## WORK INSTRUCTION
Please copy out every line in the entries that includes the word "icon".

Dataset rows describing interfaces
#####
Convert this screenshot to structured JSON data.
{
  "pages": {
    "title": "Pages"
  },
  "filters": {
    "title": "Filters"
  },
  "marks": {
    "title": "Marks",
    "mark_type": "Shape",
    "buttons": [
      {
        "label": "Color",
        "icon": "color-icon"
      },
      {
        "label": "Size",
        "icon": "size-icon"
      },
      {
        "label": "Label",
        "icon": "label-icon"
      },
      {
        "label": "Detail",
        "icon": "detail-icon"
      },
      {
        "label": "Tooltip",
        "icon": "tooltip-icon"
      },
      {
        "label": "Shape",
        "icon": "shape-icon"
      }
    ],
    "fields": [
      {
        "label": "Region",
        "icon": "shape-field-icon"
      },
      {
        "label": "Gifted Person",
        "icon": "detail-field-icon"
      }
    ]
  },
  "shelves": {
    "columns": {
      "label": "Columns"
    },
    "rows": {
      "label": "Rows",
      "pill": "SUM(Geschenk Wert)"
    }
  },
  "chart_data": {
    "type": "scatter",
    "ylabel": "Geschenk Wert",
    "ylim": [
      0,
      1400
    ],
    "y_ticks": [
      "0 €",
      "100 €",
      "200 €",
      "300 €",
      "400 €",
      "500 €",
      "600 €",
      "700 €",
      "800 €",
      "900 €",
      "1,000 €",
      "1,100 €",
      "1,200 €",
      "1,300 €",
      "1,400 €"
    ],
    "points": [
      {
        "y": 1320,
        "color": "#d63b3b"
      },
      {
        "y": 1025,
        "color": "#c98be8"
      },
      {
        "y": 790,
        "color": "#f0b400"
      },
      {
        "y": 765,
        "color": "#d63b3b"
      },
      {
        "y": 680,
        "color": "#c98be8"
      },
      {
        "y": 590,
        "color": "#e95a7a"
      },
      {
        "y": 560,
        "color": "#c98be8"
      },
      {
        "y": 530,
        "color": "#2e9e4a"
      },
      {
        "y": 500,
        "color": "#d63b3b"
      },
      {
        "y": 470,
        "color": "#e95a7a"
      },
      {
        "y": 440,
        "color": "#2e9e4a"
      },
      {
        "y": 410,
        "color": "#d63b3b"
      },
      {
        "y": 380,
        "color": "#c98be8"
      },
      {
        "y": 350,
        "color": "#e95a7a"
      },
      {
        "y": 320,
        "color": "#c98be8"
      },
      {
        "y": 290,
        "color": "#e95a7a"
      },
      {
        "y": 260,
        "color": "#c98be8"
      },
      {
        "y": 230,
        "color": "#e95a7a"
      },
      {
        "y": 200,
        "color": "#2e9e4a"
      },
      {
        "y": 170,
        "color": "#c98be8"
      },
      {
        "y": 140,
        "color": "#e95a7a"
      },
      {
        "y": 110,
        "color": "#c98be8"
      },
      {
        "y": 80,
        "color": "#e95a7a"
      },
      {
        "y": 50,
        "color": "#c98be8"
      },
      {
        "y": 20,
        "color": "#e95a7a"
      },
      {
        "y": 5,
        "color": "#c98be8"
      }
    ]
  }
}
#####
## THE ANSWER
        "icon": "color-icon"
        "icon": "size-icon"
        "icon": "label-icon"
        "icon": "detail-icon"
        "icon": "tooltip-icon"
        "icon": "shape-icon"
        "icon": "shape-field-icon"
        "icon": "detail-field-icon"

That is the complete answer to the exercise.